*What needs to be done:* Every line from the line containing "Enumerate this screenshot's" through the final line below is to be repeated exactly; no other line is.

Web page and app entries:
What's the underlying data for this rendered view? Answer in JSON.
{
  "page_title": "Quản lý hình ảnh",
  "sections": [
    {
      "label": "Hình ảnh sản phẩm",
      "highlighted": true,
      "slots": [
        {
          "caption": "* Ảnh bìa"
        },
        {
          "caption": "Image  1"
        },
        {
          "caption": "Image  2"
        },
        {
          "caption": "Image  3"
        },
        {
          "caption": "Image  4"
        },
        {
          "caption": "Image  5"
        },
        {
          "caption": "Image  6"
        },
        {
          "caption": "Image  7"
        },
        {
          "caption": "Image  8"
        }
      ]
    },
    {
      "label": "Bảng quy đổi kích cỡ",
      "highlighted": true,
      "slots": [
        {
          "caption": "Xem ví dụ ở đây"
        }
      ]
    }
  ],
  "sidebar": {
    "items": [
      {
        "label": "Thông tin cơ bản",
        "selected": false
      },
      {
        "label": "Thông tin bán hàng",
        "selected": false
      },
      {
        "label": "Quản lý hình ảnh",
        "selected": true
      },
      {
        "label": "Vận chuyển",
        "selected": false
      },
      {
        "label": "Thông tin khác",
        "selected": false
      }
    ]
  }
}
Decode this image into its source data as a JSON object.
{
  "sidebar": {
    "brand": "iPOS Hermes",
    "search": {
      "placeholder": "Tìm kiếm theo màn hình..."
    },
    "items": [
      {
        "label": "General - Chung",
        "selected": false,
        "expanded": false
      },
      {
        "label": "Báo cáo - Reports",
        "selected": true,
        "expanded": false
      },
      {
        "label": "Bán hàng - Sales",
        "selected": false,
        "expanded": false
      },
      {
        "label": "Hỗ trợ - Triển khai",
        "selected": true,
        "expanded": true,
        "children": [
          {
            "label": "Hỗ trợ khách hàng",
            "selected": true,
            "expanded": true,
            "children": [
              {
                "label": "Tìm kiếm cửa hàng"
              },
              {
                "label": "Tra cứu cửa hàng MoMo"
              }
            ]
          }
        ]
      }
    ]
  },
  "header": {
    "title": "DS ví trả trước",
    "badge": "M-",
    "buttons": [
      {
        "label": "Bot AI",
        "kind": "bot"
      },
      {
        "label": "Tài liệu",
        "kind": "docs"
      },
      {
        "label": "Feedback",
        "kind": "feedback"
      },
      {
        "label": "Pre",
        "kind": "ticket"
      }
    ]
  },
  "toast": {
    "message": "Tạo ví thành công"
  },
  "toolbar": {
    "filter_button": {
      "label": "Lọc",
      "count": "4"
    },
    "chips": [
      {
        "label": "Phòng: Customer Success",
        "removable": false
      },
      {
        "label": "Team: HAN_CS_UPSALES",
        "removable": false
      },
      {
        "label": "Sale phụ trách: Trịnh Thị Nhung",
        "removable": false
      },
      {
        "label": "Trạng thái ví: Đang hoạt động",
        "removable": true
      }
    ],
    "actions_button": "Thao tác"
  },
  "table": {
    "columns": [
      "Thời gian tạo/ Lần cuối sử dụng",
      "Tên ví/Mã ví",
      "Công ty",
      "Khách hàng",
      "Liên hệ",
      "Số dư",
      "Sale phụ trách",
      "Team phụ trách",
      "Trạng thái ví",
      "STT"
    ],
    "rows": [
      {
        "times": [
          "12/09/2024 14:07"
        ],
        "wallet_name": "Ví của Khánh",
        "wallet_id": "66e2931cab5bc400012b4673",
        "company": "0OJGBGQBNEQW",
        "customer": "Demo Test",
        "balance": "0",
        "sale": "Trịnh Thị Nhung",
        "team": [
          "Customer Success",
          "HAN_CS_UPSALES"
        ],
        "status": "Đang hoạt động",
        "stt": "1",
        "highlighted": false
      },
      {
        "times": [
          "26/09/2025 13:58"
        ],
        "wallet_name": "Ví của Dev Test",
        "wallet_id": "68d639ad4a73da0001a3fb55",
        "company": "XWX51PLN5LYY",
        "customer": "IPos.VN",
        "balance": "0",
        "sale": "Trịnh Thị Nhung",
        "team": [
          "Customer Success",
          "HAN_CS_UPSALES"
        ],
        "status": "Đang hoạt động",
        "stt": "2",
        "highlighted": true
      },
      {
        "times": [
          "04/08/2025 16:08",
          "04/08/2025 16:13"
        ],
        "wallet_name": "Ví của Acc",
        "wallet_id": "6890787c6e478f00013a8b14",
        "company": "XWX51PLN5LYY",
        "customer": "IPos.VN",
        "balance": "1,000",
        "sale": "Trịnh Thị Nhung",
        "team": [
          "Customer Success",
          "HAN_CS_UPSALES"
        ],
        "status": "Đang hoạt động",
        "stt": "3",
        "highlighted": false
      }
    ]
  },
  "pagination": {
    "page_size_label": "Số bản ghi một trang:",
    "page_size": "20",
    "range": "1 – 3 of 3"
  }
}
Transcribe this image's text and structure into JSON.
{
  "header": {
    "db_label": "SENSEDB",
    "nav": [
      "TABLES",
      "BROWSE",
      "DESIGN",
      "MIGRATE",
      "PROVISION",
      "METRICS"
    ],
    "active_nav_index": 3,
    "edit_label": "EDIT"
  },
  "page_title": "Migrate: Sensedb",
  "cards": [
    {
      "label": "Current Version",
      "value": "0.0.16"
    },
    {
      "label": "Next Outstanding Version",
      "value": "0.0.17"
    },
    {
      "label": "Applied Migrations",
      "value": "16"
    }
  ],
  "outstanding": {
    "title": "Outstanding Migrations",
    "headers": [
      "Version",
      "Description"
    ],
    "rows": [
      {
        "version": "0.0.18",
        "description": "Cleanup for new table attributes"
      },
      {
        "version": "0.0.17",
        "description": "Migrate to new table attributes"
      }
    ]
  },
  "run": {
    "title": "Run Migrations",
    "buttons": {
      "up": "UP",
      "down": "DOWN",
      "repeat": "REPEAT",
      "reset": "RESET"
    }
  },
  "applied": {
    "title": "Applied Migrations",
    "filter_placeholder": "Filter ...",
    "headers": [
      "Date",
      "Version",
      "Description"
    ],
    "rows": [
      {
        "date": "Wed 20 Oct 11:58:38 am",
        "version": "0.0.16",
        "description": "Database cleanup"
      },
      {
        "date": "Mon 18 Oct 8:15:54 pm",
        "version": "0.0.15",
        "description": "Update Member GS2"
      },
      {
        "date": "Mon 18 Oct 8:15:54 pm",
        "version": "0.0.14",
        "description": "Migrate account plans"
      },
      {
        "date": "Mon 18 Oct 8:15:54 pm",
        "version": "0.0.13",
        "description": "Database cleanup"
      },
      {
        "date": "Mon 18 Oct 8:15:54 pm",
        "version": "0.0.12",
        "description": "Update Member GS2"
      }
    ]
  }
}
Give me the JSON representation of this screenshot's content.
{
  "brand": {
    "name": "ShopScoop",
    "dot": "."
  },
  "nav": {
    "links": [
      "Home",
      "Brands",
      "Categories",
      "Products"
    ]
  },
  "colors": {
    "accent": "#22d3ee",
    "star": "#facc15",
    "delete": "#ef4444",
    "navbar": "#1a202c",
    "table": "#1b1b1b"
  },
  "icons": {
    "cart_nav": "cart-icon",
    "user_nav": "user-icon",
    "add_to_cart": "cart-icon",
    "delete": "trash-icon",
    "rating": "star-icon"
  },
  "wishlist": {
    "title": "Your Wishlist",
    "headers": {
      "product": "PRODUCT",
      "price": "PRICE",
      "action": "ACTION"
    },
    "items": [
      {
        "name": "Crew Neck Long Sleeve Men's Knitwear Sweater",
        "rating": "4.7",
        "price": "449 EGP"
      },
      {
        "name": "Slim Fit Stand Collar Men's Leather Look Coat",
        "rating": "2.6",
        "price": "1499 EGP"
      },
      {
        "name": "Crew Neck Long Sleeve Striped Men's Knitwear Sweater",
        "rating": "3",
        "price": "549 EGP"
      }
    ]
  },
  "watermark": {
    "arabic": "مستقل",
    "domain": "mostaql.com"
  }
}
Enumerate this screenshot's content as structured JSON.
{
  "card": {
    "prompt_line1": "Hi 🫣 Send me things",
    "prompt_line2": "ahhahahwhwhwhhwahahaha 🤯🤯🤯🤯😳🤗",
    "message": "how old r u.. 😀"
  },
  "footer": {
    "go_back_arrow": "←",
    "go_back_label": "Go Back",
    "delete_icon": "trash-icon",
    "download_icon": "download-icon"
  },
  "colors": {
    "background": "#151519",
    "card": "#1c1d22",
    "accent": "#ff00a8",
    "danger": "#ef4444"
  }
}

*Solved exercise:*
Enumerate this screenshot's content as structured JSON.
{
  "card": {
    "prompt_line1": "Hi 🫣 Send me things",
    "prompt_line2": "ahhahahwhwhwhhwahahaha 🤯🤯🤯🤯😳🤗",
    "message": "how old r u.. 😀"
  },
  "footer": {
    "go_back_arrow": "←",
    "go_back_label": "Go Back",
    "delete_icon": "trash-icon",
    "download_icon": "download-icon"
  },
  "colors": {
    "background": "#151519",
    "card": "#1c1d22",
    "accent": "#ff00a8",
    "danger": "#ef4444"
  }
}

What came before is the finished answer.